Researchers analyzing whale carcass found in San Francisco Bay

Researchers towed the dead whale to shore yesterday after it was discovered floating in the bay.
The Marine Mammal Center

A whale carcass was discovered floating in the San Francisco Bay between Alcatraz and Fort Mason on April 20, and marine researchers are performing a necropsy today, April 21.

Shortly after the dead whale was reported, researchers at the Sausalito-based Marine Mammal Center received authorization from the National Marine Fisheries Service to investigate, communications director Jim Oswald told the Guardian. Three Marine Mammal Center researchers ventured out in a Coast Guard cutter and towed the whale to a location north of the Richmond Bridge, where they are examining the carcass today.  Dr. Frances Gulland, Director of Veterinary Science at The Marine Mammal Center, is one of the researchers, pictured in the photo above.

It was a juvenile gray whale, approximately 25 feet long and an estimated 1 to 2 years old, Oswald said. There has been no evidence so far of external trauma, usually the sign of a ship strike, but they are still determining whether internal trauma occurred. Researchers are also taking a close look at its stomach contents to see if it might have been impacted by swallowing junk floating around at sea. “Ingested marine debris is a hazard for these animals,” Oswald said, recalling the case of a whale found off the coast of Washington that died after ingesting 450 pounds of netting.

A full report on the examination will not be available for several months, Oswald noted, since samples must be sent out to labs for a toxicology analysis.
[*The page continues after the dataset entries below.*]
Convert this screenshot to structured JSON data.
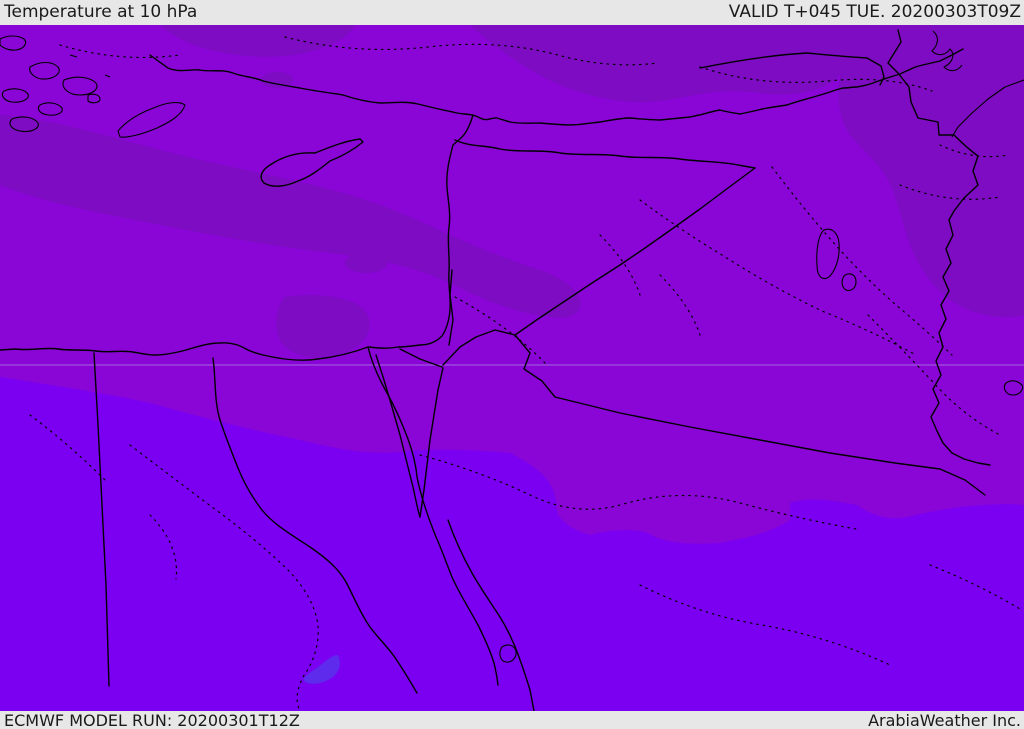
{
  "header": {
    "title": "Temperature at 10 hPa",
    "valid_label": "VALID T+045 TUE. 20200303T09Z"
  },
  "footer": {
    "model_run_label": "ECMWF MODEL RUN: 20200301T12Z",
    "credit_label": "ArabiaWeather Inc."
  },
  "map": {
    "type": "weather-temperature-map",
    "field": "Temperature at 10 hPa",
    "region": "Eastern Mediterranean / Middle East (Turkey, Cyprus, Levant, Egypt, Iraq, northern Saudi Arabia)",
    "colors": {
      "bar_background": "#E7E7E7",
      "bar_text": "#1A1A1A",
      "field_base_purple": "#8906D6",
      "field_dark_purple": "#7D0CC2",
      "field_bright_violet": "#7B00F2",
      "field_blue_spot": "#5E2AEC",
      "map_lines": "#000000",
      "graticule": "#AD7FE0"
    }
  }
}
The Guardian has reported on several environmental issues impacting whales, including shipping noise traffic and marine debris.